Mobile is having a huge impact on the travel industry, and that shouldn’t come as such a surprise. Travel is the ultimate mobile activity.
While mobile travel booking still lags research, mobile is expected to account for more than 25% of total U.S. online travel bookings by 2015, or $US40 billion in revenues, according to PhoCusWright.
Travel was one of the earliest industries to be revolutionised by the Internet, as airlines, hotels, and travel agents were suddenly forced to compete with online travel agencies like Expedia and Priceline. Those legacy businesses that didn’t adapt qu icky sputtered.
This time around, travel companies are trying to get out front on mobile.
In a new report from BI Intelligence, we look at how mobile is beginning to rewrite the multitrillion travel industry, and pay special attention to Internet companies that are revamping their strategies and products for mobile.
Here are some of the key ways businesses like Airbnb and TripAdvisor are adapting to mobile:

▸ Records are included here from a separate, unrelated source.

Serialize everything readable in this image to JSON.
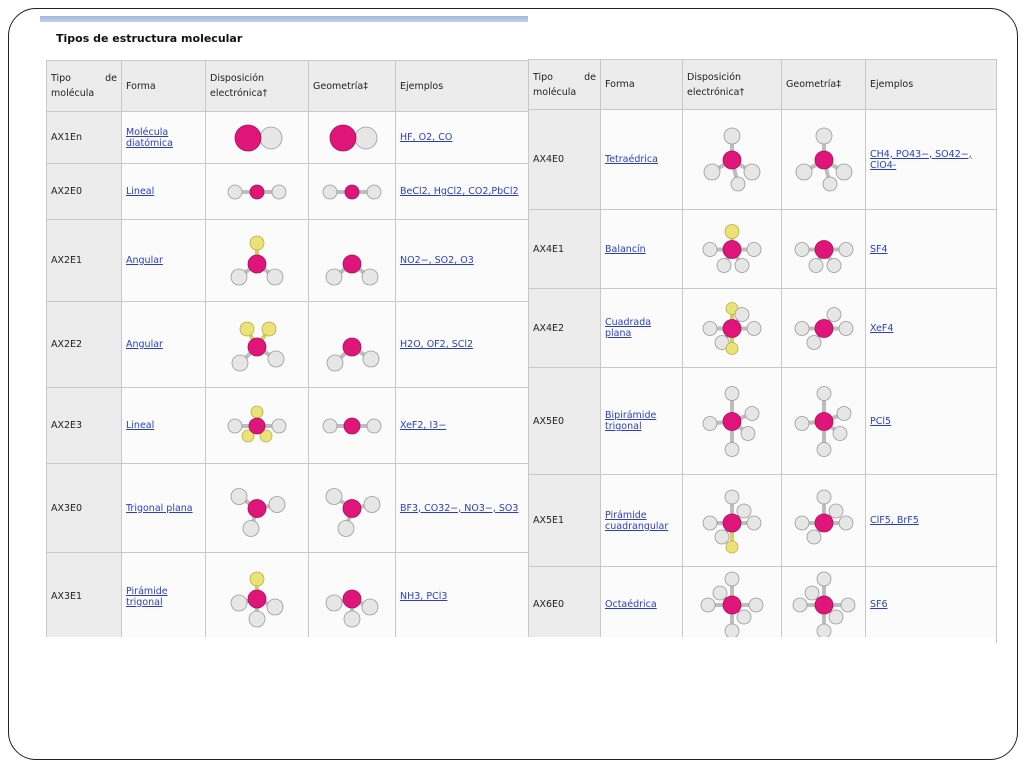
{
  "title": "Tipos de estructura molecular",
  "headers": {
    "tipo_a": "Tipo de",
    "tipo_b": "molécula",
    "forma": "Forma",
    "disp_a": "Disposición",
    "disp_b": "electrónica†",
    "geom": "Geometría‡",
    "ejemplos": "Ejemplos"
  },
  "left_rows": [
    {
      "tipo": "AX1En",
      "forma": "Molécula diatómica",
      "ejemplos": "HF, O2, CO"
    },
    {
      "tipo": "AX2E0",
      "forma": "Lineal",
      "ejemplos": "BeCl2, HgCl2, CO2,PbCl2"
    },
    {
      "tipo": "AX2E1",
      "forma": "Angular",
      "ejemplos": "NO2−, SO2, O3"
    },
    {
      "tipo": "AX2E2",
      "forma": "Angular",
      "ejemplos": "H2O, OF2, SCl2"
    },
    {
      "tipo": "AX2E3",
      "forma": "Lineal",
      "ejemplos": "XeF2, I3−"
    },
    {
      "tipo": "AX3E0",
      "forma": "Trigonal plana",
      "ejemplos": "BF3, CO32−, NO3−, SO3"
    },
    {
      "tipo": "AX3E1",
      "forma": "Pirámide trigonal",
      "ejemplos": "NH3, PCl3"
    }
  ],
  "right_rows": [
    {
      "tipo": "AX4E0",
      "forma": "Tetraédrica",
      "ejemplos": "CH4, PO43−, SO42−, ClO4-"
    },
    {
      "tipo": "AX4E1",
      "forma": "Balancín",
      "ejemplos": "SF4"
    },
    {
      "tipo": "AX4E2",
      "forma": "Cuadrada plana",
      "ejemplos": "XeF4"
    },
    {
      "tipo": "AX5E0",
      "forma": "Bipirámide trigonal",
      "ejemplos": "PCl5"
    },
    {
      "tipo": "AX5E1",
      "forma": "Pirámide cuadrangular",
      "ejemplos": "ClF5, BrF5"
    },
    {
      "tipo": "AX6E0",
      "forma": "Octaédrica",
      "ejemplos": "SF6"
    }
  ],
  "colors": {
    "central_atom": "#e0157a",
    "outer_atom": "#e6e6e6",
    "lone_pair": "#ece27a",
    "link": "#2a3fc4"
  }
}
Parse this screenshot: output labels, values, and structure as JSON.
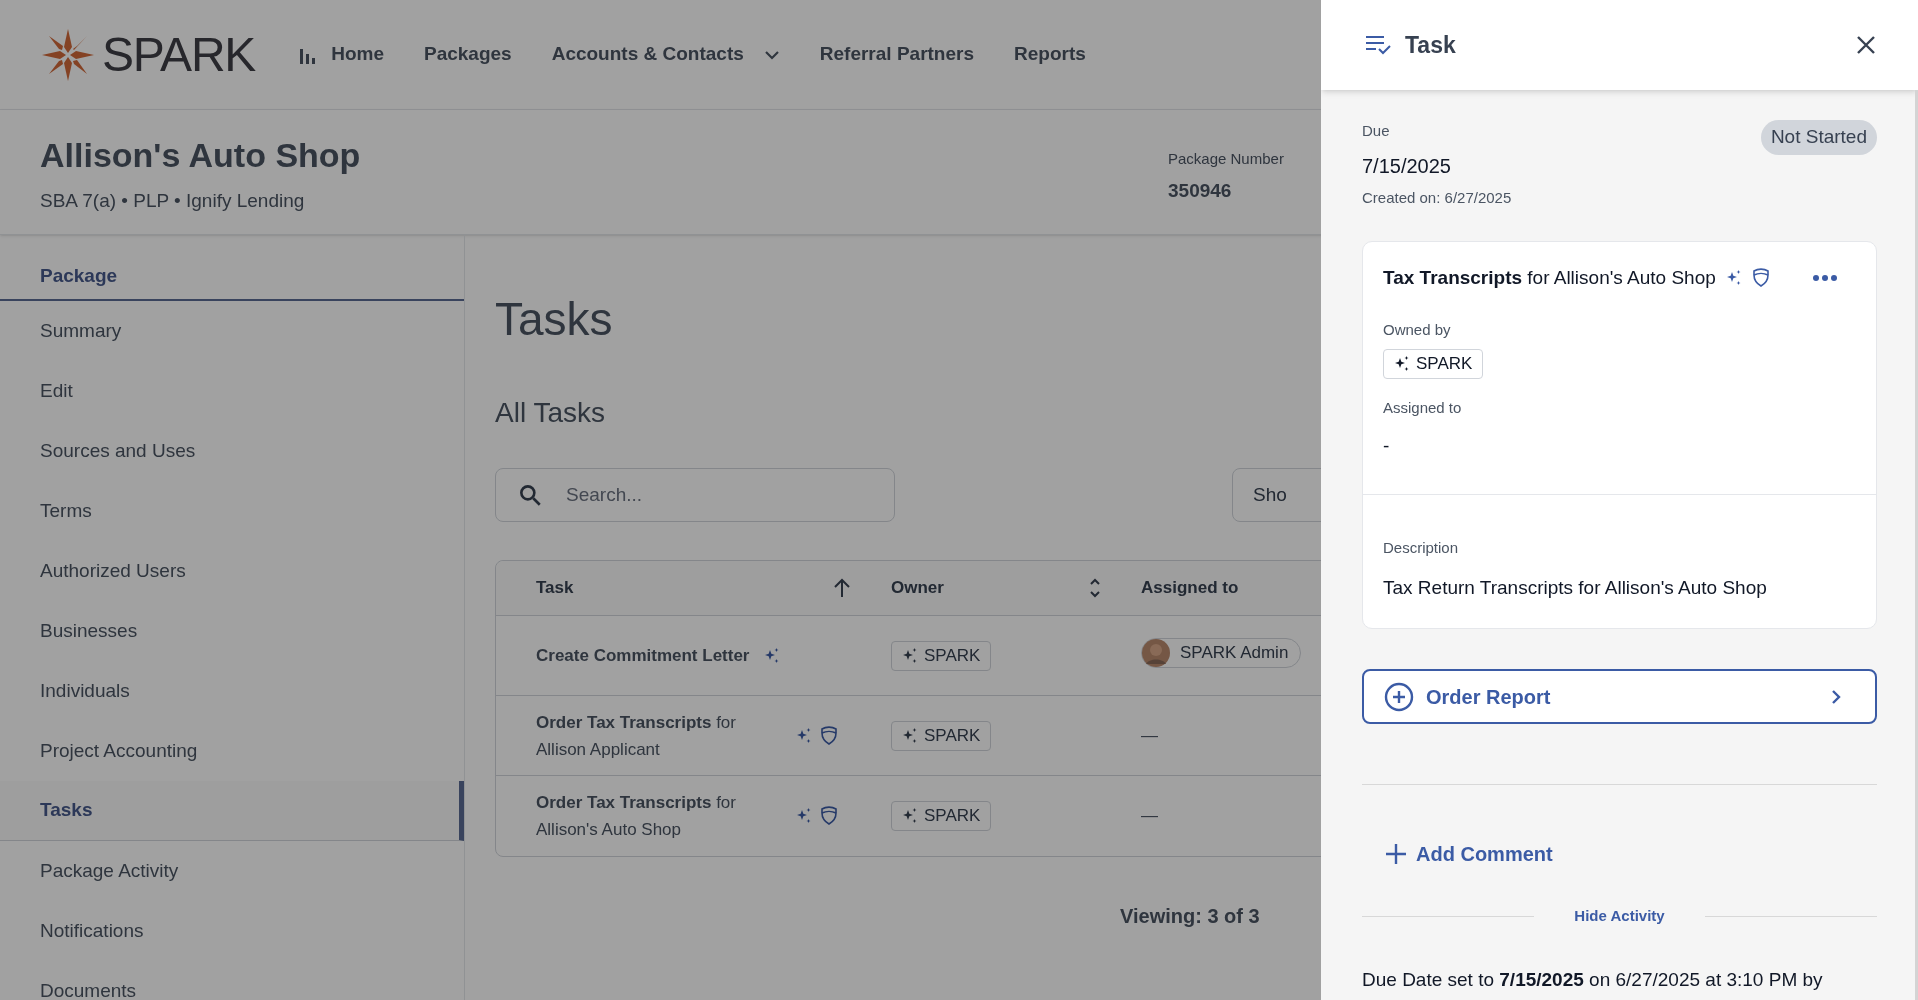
{
  "brand": {
    "name": "SPARK"
  },
  "nav": [
    {
      "label": "Home",
      "dropdown": false
    },
    {
      "label": "Packages",
      "dropdown": false
    },
    {
      "label": "Accounts & Contacts",
      "dropdown": true
    },
    {
      "label": "Referral Partners",
      "dropdown": false
    },
    {
      "label": "Reports",
      "dropdown": false
    }
  ],
  "package": {
    "title": "Allison's Auto Shop",
    "subtitle": "SBA 7(a) • PLP • Ignify Lending",
    "number_label": "Package Number",
    "number": "350946"
  },
  "sidebar": {
    "heading": "Package",
    "items": [
      {
        "label": "Summary",
        "selected": false
      },
      {
        "label": "Edit",
        "selected": false
      },
      {
        "label": "Sources and Uses",
        "selected": false
      },
      {
        "label": "Terms",
        "selected": false
      },
      {
        "label": "Authorized Users",
        "selected": false
      },
      {
        "label": "Businesses",
        "selected": false
      },
      {
        "label": "Individuals",
        "selected": false
      },
      {
        "label": "Project Accounting",
        "selected": false
      },
      {
        "label": "Tasks",
        "selected": true
      },
      {
        "label": "Package Activity",
        "selected": false
      },
      {
        "label": "Notifications",
        "selected": false
      },
      {
        "label": "Documents",
        "selected": false
      }
    ]
  },
  "main": {
    "title": "Tasks",
    "section": "All Tasks",
    "search": {
      "placeholder": "Search..."
    },
    "show_button": "Sho",
    "table": {
      "columns": [
        {
          "label": "Task",
          "sorted": true
        },
        {
          "label": "Owner",
          "sorted": false
        },
        {
          "label": "Assigned to"
        }
      ],
      "rows": [
        {
          "task": "**Create Commitment Letter**",
          "ai": true,
          "shield": false,
          "owner": "SPARK",
          "assignee": "SPARK Admin"
        },
        {
          "task": "**Order Tax Transcripts** for Allison Applicant",
          "ai": true,
          "shield": true,
          "owner": "SPARK",
          "assignee": "—"
        },
        {
          "task": "**Order Tax Transcripts** for Allison's Auto Shop",
          "ai": true,
          "shield": true,
          "owner": "SPARK",
          "assignee": "—"
        }
      ]
    },
    "viewing": "Viewing: 3 of 3"
  },
  "panel": {
    "title": "Task",
    "due_label": "Due",
    "due": "7/15/2025",
    "created": "Created on: 6/27/2025",
    "status": "Not Started",
    "card": {
      "title": "**Tax Transcripts** for Allison's Auto Shop",
      "ai": true,
      "shield": true,
      "owned_label": "Owned by",
      "owner": "SPARK",
      "assigned_label": "Assigned to",
      "assigned": "-",
      "description_label": "Description",
      "description": "Tax Return Transcripts for Allison's Auto Shop"
    },
    "order_button": "Order Report",
    "add_comment": "Add Comment",
    "hide_activity": "Hide Activity",
    "activity": [
      "Due Date set to **7/15/2025** on 6/27/2025 at 3:10 PM by"
    ]
  }
}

- Near-Instant Communication: Both the desktop and mobile interface on Airbnb enable regular communications between guest and hosts, but the company claims that response times are three times faster via the mobile app. Outside of the app, users can also elect to receive messages and communicate via SMS. The goal is to expedite communication. This is important in helping guests and hosts coordinate meeting times, key exchanges, changed plans, etc.
Low-Friction Payments: Airbnb partnered with payments company Braintree (now owned by PayPal) to enable customers to pay easily after filling in their payment details once. The intent here is to make the transaction process and authorization as painless as possible, whether on desktop or in the app.

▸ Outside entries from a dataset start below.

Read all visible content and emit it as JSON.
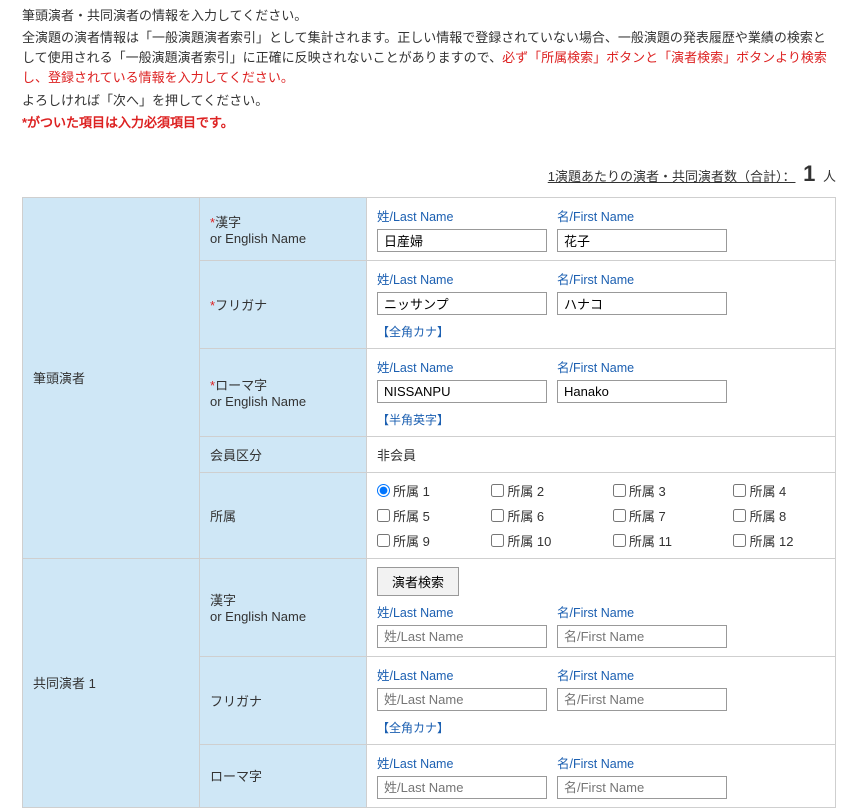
{
  "intro": {
    "l1": "筆頭演者・共同演者の情報を入力してください。",
    "l2a": "全演題の演者情報は「一般演題演者索引」として集計されます。正しい情報で登録されていない場合、一般演題の発表履歴や業績の検索として使用される「一般演題演者索引」に正確に反映されないことがありますので、",
    "l2b": "必ず「所属検索」ボタンと「演者検索」ボタンより検索し、登録されている情報を入力してください。",
    "l3": "よろしければ「次へ」を押してください。",
    "l4": "*がついた項目は入力必須項目です。"
  },
  "count": {
    "label": "1演題あたりの演者・共同演者数（合計）：",
    "value": "1",
    "unit": "人"
  },
  "sections": {
    "lead": "筆頭演者",
    "co1": "共同演者 1"
  },
  "labels": {
    "kanji": "漢字",
    "orEnglish": "or English Name",
    "furigana": "フリガナ",
    "romaji": "ローマ字",
    "memberType": "会員区分",
    "affiliation": "所属",
    "lastName": "姓/Last Name",
    "firstName": "名/First Name",
    "kanaHint": "【全角カナ】",
    "romaHint": "【半角英字】",
    "searchBtn": "演者検索",
    "placeholderLast": "姓/Last Name",
    "placeholderFirst": "名/First Name",
    "req": "*"
  },
  "lead": {
    "kanji": {
      "last": "日産婦",
      "first": "花子"
    },
    "kana": {
      "last": "ニッサンプ",
      "first": "ハナコ"
    },
    "roma": {
      "last": "NISSANPU",
      "first": "Hanako"
    },
    "member": "非会員",
    "aff": [
      "所属 1",
      "所属 2",
      "所属 3",
      "所属 4",
      "所属 5",
      "所属 6",
      "所属 7",
      "所属 8",
      "所属 9",
      "所属 10",
      "所属 11",
      "所属 12"
    ]
  },
  "co1": {
    "kanji": {
      "last": "",
      "first": ""
    },
    "kana": {
      "last": "",
      "first": ""
    },
    "roma": {
      "last": "",
      "first": ""
    }
  }
}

- Continuous App Design Improvements: Airbnb released a redesigned app in November 2013 that improved the experience for both host and guest. While the previous build was sufficiently capable, the new one provides prospective guests with larger photos to improve the discovery process, and gives hosts every tool they need to take a reservation on mobile. In this version, the mobile experience is meant to be every bit as good as the desktop counterpart.
- Location Services: “Mobile is an absolutely critical piece of our strategy. Long term, it’s the center of everything we’re doing,” says Joost Schreve, TripAdvisor’s vice president of mobile, in an exclusive interview with BI Intelligence. For example, TripAdvisor employs a multi-dimensional algorithm when users are in the mobile app’s “Near me now” mode. TripAdvisor’s algorithm combines the user’s location with ratings and reviews from members of the user’s community to rank results.
- Offline Services: Many online travel companies have turned to developing offline services, apps that are useful even when the phone isn’t connected to Wi-Fi or a cell connection. TripAdvisor has developed city guides for 82 cities that may be downloaded and used entirely offline.
- Augmented Reality And Wearables: These represent the next iteration in mobile. So far, augmented reality has not seen widespread adoption. TripAdvisor has an augmented reality feature, but it has been deemphasized and does not appear readily available within the app. But once wearables become more widely adopted it’s easy to see how a hands-free augmented reality app could be extremely useful to a traveller trying to figure out where they are, and what to eat next.
In full, the report:
- Looks at how big the travel market is, and why mobile will continue to take a larger slice of online travel bookings
- Examines which mobile-centric features are going to be most important to travellers, and how businesses are beginning to incorporate these features into their mobile travel services
- Describes how Airbnb and TripAdvisor specifically are gearing up for, and even encouraging, travellers’ transition to mobile devices
- Discusses the pain points that are still holding back mobile usage among travellers, particularly when it comes to making bookings
- Considers what will be next in mobile travel, especially as wearables see much greater uptake and travel apps become a major part of the wearables app ecosystem